NHL commissioner Gary Bettman said Friday that the league is not considering reinstating the controversial rule that prohibits players from entering the Stanley Championship Series.
“We’re not looking at it,” Bettman told ESPN’s Bob McKenzie.
“It’s a little hard to believe that we could ever be in the position where we’re not going to be looking at that, but we’re certainly going to look at it. “
“And I think, in fairness to everybody, the players would like to see that. “
But I think it would be a good thing to look into it, so we can find a solution to it.” “
And I think, in fairness to everybody, the players would like to see that.
But I think it would be a good thing to look into it, so we can find a solution to it.”
The rule was put in place in the 1980s after the death of Chicago Blackhawks legend Gordie Howe.
Howe was the first player to have a black hole-shaped hole on his skate, which was also visible when he took a penalty.
Howe and several other players eventually were able to skate around the black hole, but Howe died of a heart attack on the ice in 1981.
Howe’s legacy continues to influence hockey.
Earlier this week, he was named one of Time Magazine’s 50 most influential people of the 20th century.
He’s a lifelong sports fan and hockey fan who has attended nearly 200 Stanley Cups and has watched every one since the inaugural edition of the Cup in 1981, the final year the series was played.
“He’s still a big part of hockey,” Bettson said.

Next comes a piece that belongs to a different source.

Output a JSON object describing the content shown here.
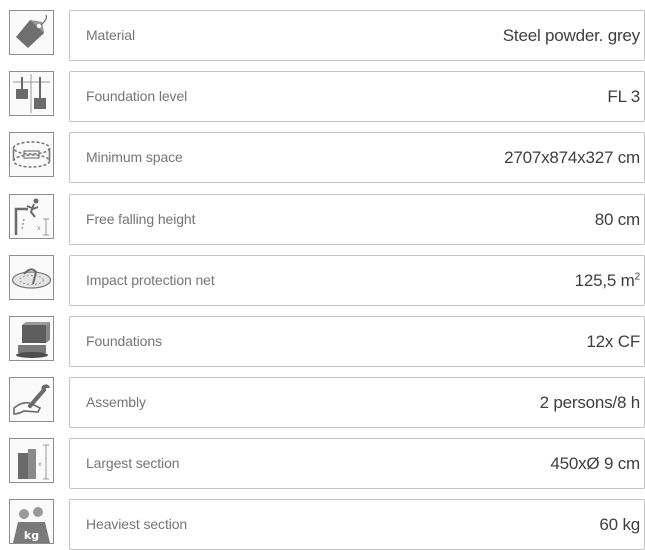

He was a very positive influence, and it’s something that we want to continue to keep alive in our game.””
You have a guy who was so iconic in the NHL, but who was also a great role model for young kids.

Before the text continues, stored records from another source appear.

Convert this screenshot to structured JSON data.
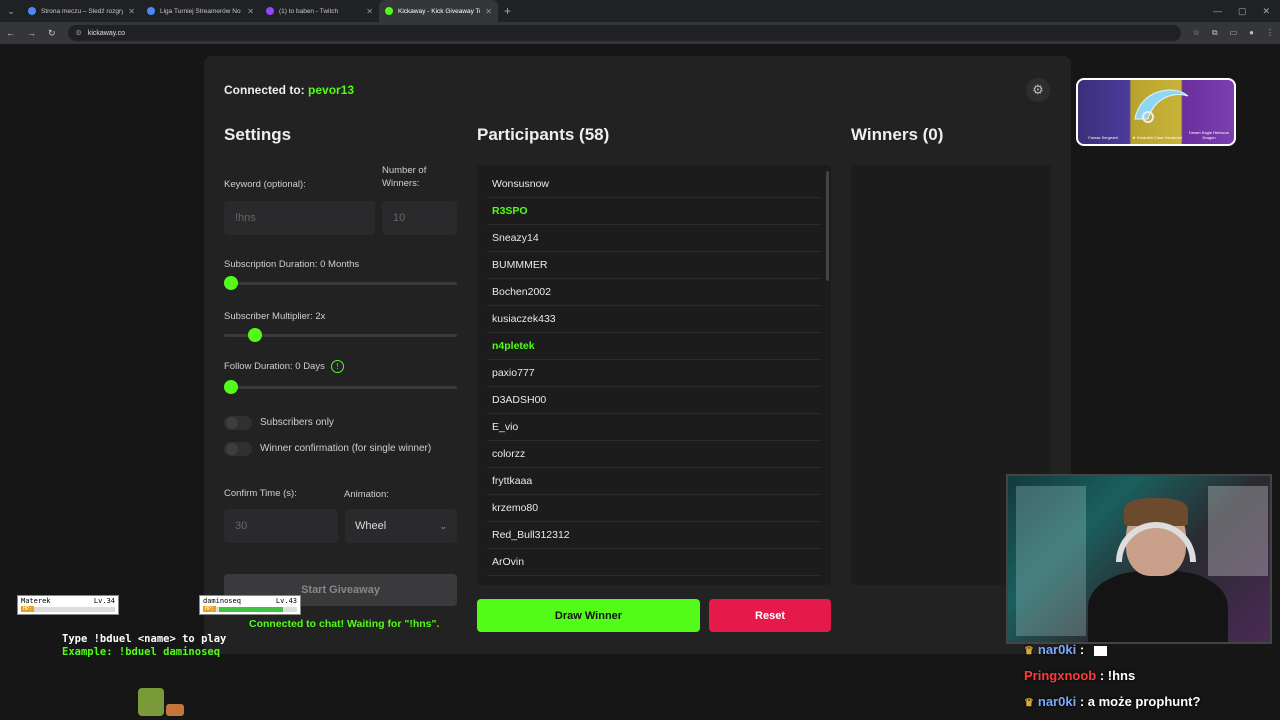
{
  "browser": {
    "tabs": [
      {
        "title": "Strona meczu – Śledź rozgrywki",
        "favicon_color": "#4a8af4",
        "active": false
      },
      {
        "title": "Liga Turniej Streamerów No Bu",
        "favicon_color": "#4a8af4",
        "active": false
      },
      {
        "title": "(1) to baben - Twitch",
        "favicon_color": "#9146ff",
        "active": false
      },
      {
        "title": "Kickaway - Kick Giveaway Tool",
        "favicon_color": "#53fc18",
        "active": true
      }
    ],
    "url": "kickaway.co"
  },
  "header": {
    "connected_label": "Connected to:",
    "username": "pevor13"
  },
  "settings": {
    "title": "Settings",
    "keyword_label": "Keyword (optional):",
    "keyword_placeholder": "!hns",
    "winners_label": "Number of Winners:",
    "winners_placeholder": "10",
    "sub_duration_label": "Subscription Duration: 0 Months",
    "sub_duration_level": 0,
    "sub_multiplier_label": "Subscriber Multiplier: 2x",
    "sub_multiplier_level": 0.11,
    "follow_duration_label": "Follow Duration: 0 Days",
    "follow_duration_level": 0,
    "subscribers_only_label": "Subscribers only",
    "winner_confirmation_label": "Winner confirmation (for single winner)",
    "confirm_time_label": "Confirm Time (s):",
    "confirm_time_placeholder": "30",
    "animation_label": "Animation:",
    "animation_value": "Wheel",
    "start_button": "Start Giveaway",
    "status": "Connected to chat! Waiting for \"!hns\"."
  },
  "participants": {
    "title": "Participants (58)",
    "list": [
      {
        "name": "Wonsusnow",
        "highlight": false
      },
      {
        "name": "R3SPO",
        "highlight": true
      },
      {
        "name": "Sneazy14",
        "highlight": false
      },
      {
        "name": "BUMMMER",
        "highlight": false
      },
      {
        "name": "Bochen2002",
        "highlight": false
      },
      {
        "name": "kusiaczek433",
        "highlight": false
      },
      {
        "name": "n4pletek",
        "highlight": true
      },
      {
        "name": "paxio777",
        "highlight": false
      },
      {
        "name": "D3ADSH00",
        "highlight": false
      },
      {
        "name": "E_vio",
        "highlight": false
      },
      {
        "name": "colorzz",
        "highlight": false
      },
      {
        "name": "fryttkaaa",
        "highlight": false
      },
      {
        "name": "krzemo80",
        "highlight": false
      },
      {
        "name": "Red_Bull312312",
        "highlight": false
      },
      {
        "name": "ArOvin",
        "highlight": false
      }
    ],
    "draw_button": "Draw Winner",
    "reset_button": "Reset"
  },
  "winners": {
    "title": "Winners (0)"
  },
  "overlay": {
    "skin_captions": [
      "Famas\nSergeant",
      "★ Karambit\nCase Hardened",
      "Desert Eagle\nHeirloom Dragon"
    ],
    "chat": [
      {
        "name": "nar0ki",
        "text": ":",
        "has_crown": true
      },
      {
        "name": "Pringxnoob",
        "text": ": !hns",
        "has_crown": false
      },
      {
        "name": "nar0ki",
        "text": ": a może prophunt?",
        "has_crown": true
      }
    ],
    "duel": {
      "player1": {
        "name": "Materek",
        "level": "Lv.34"
      },
      "player2": {
        "name": "daminoseq",
        "level": "Lv.43"
      },
      "hp_label": "HP:",
      "line1": "Type !bduel <name> to play",
      "line2": "Example: !bduel daminoseq"
    }
  },
  "colors": {
    "accent": "#53fc18",
    "reset": "#e6194b",
    "panel": "#222223"
  }
}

He was a very positive influence, and it’s something that we want to continue to keep alive in our game.”